Tag Archives: Sharjah

Kaltham Obaid Bakheet: the infirmed filmmaker

Having had a car accident while driving back from Dibba, Oman in 1990, Kaltham Obaid Bakheet has made a video about the rehabilitation programmes offered in the United Arab Emirates that has helped her become a government employee for the Ministry of Health today.

The accident has been ‘a turning point in her life’ and it had made Bakheet realize the ‘long journey’ ahead of her. The short film also highlighted the importance of education and family values in society development as well as in how the road to success begins with one’s inner faith.

Recently, Bakheet has founded the Handicapped Guardians Association in Sharjah as well as the Association of Empowering Women with Disabilities in the UAE. She is also first deputy chairman of Al Thiqah Club for Handicapped, a city government office in Sharjah.

“No matter what the circumstances are, the journey to success starts with self-belief that I can accomplish any task.
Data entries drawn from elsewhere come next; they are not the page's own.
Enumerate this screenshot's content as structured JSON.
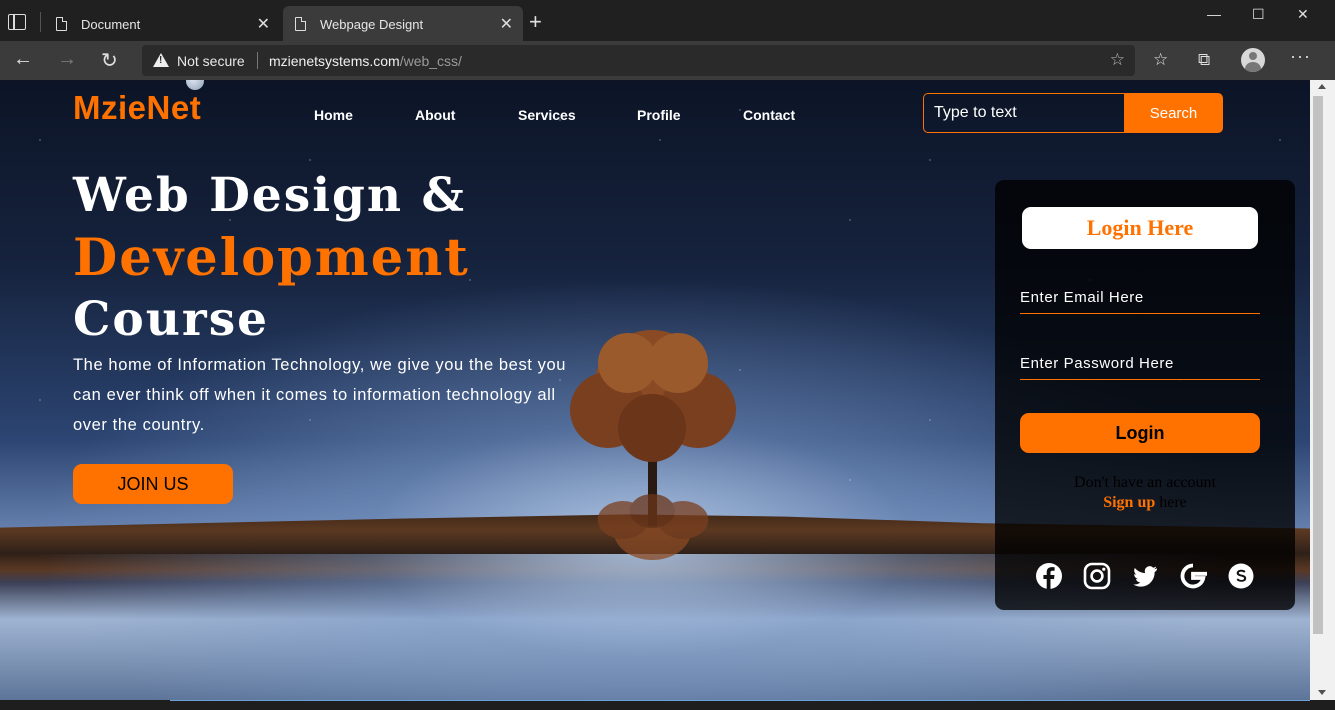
{
  "browser": {
    "tabs": [
      {
        "title": "Document",
        "active": false
      },
      {
        "title": "Webpage Designt",
        "active": true
      }
    ],
    "address": {
      "security_label": "Not secure",
      "url_host": "mzienetsystems.com",
      "url_path": "/web_css/"
    }
  },
  "site": {
    "logo": "MzieNet",
    "nav": [
      "Home",
      "About",
      "Services",
      "Profile",
      "Contact"
    ],
    "search": {
      "placeholder": "Type to text",
      "button": "Search"
    }
  },
  "hero": {
    "line1": "Web Design &",
    "line2": "Development",
    "line3": "Course",
    "paragraph": "The home of Information Technology, we give you the best you can ever think off when it comes to information technology all over the country.",
    "cta": "JOIN US"
  },
  "login": {
    "title": "Login Here",
    "email_placeholder": "Enter Email Here",
    "password_placeholder": "Enter Password Here",
    "button": "Login",
    "signup_prompt": "Don't have an account",
    "signup_link": "Sign up",
    "signup_suffix": " here",
    "social": [
      "facebook-icon",
      "instagram-icon",
      "twitter-icon",
      "google-icon",
      "skype-icon"
    ]
  },
  "colors": {
    "accent": "#ff7200"
  }
}
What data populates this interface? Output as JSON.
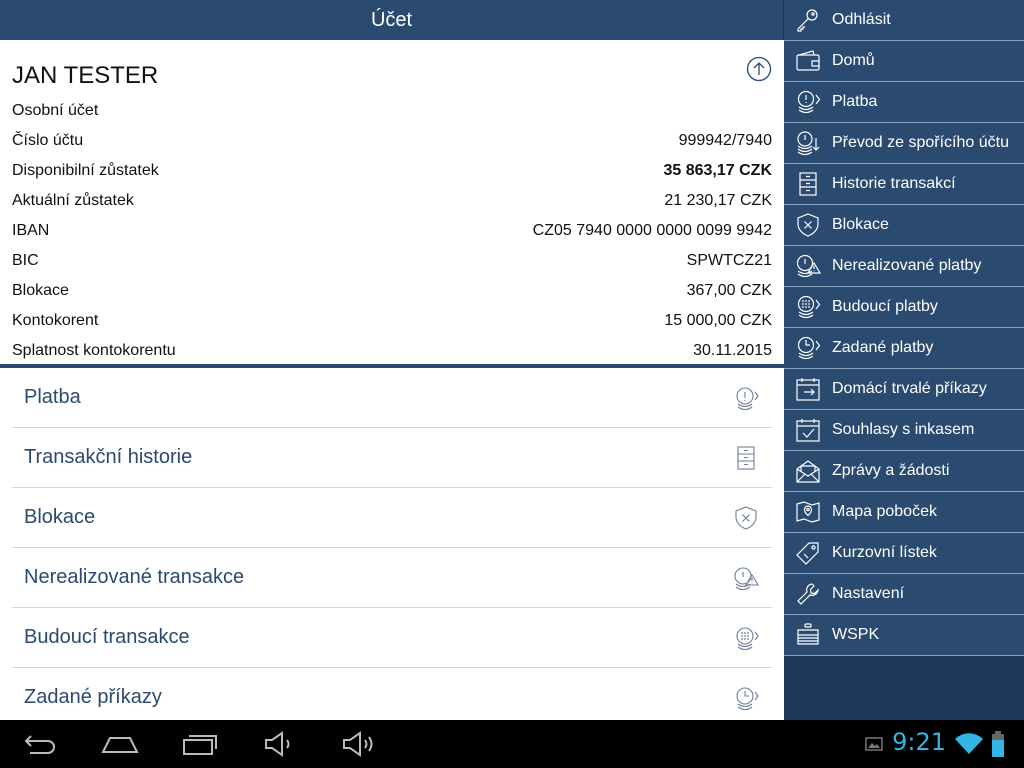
{
  "header": {
    "title": "Účet"
  },
  "account": {
    "name": "JAN TESTER",
    "type": "Osobní účet",
    "rows": [
      {
        "label": "Číslo účtu",
        "value": "999942/7940",
        "bold": false
      },
      {
        "label": "Disponibilní zůstatek",
        "value": "35 863,17 CZK",
        "bold": true
      },
      {
        "label": "Aktuální zůstatek",
        "value": "21 230,17 CZK",
        "bold": false
      },
      {
        "label": "IBAN",
        "value": "CZ05 7940 0000 0000 0099 9942",
        "bold": false
      },
      {
        "label": "BIC",
        "value": "SPWTCZ21",
        "bold": false
      },
      {
        "label": "Blokace",
        "value": "367,00 CZK",
        "bold": false
      },
      {
        "label": "Kontokorent",
        "value": "15 000,00 CZK",
        "bold": false
      },
      {
        "label": "Splatnost kontokorentu",
        "value": "30.11.2015",
        "bold": false
      }
    ]
  },
  "actions": [
    {
      "label": "Platba",
      "icon": "coin-arrow-icon"
    },
    {
      "label": "Transakční historie",
      "icon": "cabinet-icon"
    },
    {
      "label": "Blokace",
      "icon": "shield-x-icon"
    },
    {
      "label": "Nerealizované transakce",
      "icon": "coin-warning-icon"
    },
    {
      "label": "Budoucí transakce",
      "icon": "coin-keypad-icon"
    },
    {
      "label": "Zadané příkazy",
      "icon": "coin-clock-icon"
    }
  ],
  "sidebar": {
    "items": [
      {
        "label": "Odhlásit",
        "icon": "key-icon"
      },
      {
        "label": "Domů",
        "icon": "wallet-icon"
      },
      {
        "label": "Platba",
        "icon": "coin-arrow-icon"
      },
      {
        "label": "Převod ze spořícího účtu",
        "icon": "coins-down-icon"
      },
      {
        "label": "Historie transakcí",
        "icon": "cabinet-icon"
      },
      {
        "label": "Blokace",
        "icon": "shield-x-icon"
      },
      {
        "label": "Nerealizované platby",
        "icon": "coin-warning-icon"
      },
      {
        "label": "Budoucí platby",
        "icon": "coin-keypad-icon"
      },
      {
        "label": "Zadané platby",
        "icon": "coin-clock-icon"
      },
      {
        "label": "Domácí trvalé příkazy",
        "icon": "calendar-arrow-icon"
      },
      {
        "label": "Souhlasy s inkasem",
        "icon": "calendar-check-icon"
      },
      {
        "label": "Zprávy a žádosti",
        "icon": "envelope-icon"
      },
      {
        "label": "Mapa poboček",
        "icon": "map-icon"
      },
      {
        "label": "Kurzovní lístek",
        "icon": "tag-icon"
      },
      {
        "label": "Nastavení",
        "icon": "wrench-icon"
      },
      {
        "label": "WSPK",
        "icon": "piggy-icon"
      }
    ]
  },
  "statusbar": {
    "time": "9:21"
  },
  "colors": {
    "accent": "#2a4a70",
    "sidebar": "#2a4a70",
    "clock": "#33b5e5",
    "rowline": "#bfe0e8"
  }
}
In spite of the ordeal I went through I still have a lot to do. I studied hard and accomplished a lot.” ~ Kaltham Obaid Bakheet

Video taken from the YouTube Channel of the UAE Gov

Photo courtesy of the Khaleej Times

SPED for All

Special education (SPED) refers to classroom or private instruction involving techniques and exercises for persons with disabilities (PWDs) whose learning needs cannot be met by the standard school curriculum.

Its inclusion in the United States started after the Second World War. Then it was introduced in the Philippines by David Prescott Barrows, an American anthropologist who had established the Insular School for the Deaf and the Blind in Manila (later renamed as School for the Deaf and Blind).

In the United Arab Emirates, an agreement was signed with the United Nations Convention on the Rights of Persons with Disabilities in November 2006. There’s also the Federal Law 29/2006 that assures every PWD in the country, and the UAE Disability Act that promises its nationals with special needs of ‘the same rights to work and occupy public positions, special facilities at airport and hotels, access to public vehicles and parking, and equitable access and facilities into all new property development projects,” among others.

It also mandates both public and private schools to accept a child with special needs (SN) who wishes to enroll in them. There would be vocational and rehabilitation centers and every effort would be made to take in special needs students in mainstream educational settings.

One of its emirates, Abu Dhabi, has partnered with the New England Center for Children to establish a comprehensive education program in either English or Arabic. Its fourth largest city, Al Ain, has a sports club that could train PWDs for the Special Olympics.

I still think, though, that integrating SPED in the basic and secondary curriculum is necessary, beneficial, and practicable. I had hinted about that in my first post and mentioned it particularly in the introduction of this blog.

“I discovered early that the hardest thing to overcome is not a physical disability but the mental condition which it induces. The world, I found, has a way of taking a man pretty much at his own rating. If he permits his loss to make him embarrassed and apologetic, he will draw embarrassment from others. But if he gains his own respect, the respect of those around him comes easily.” ~ Alexander de Seversky


Video taken from the YouTube Channel of GreatSchools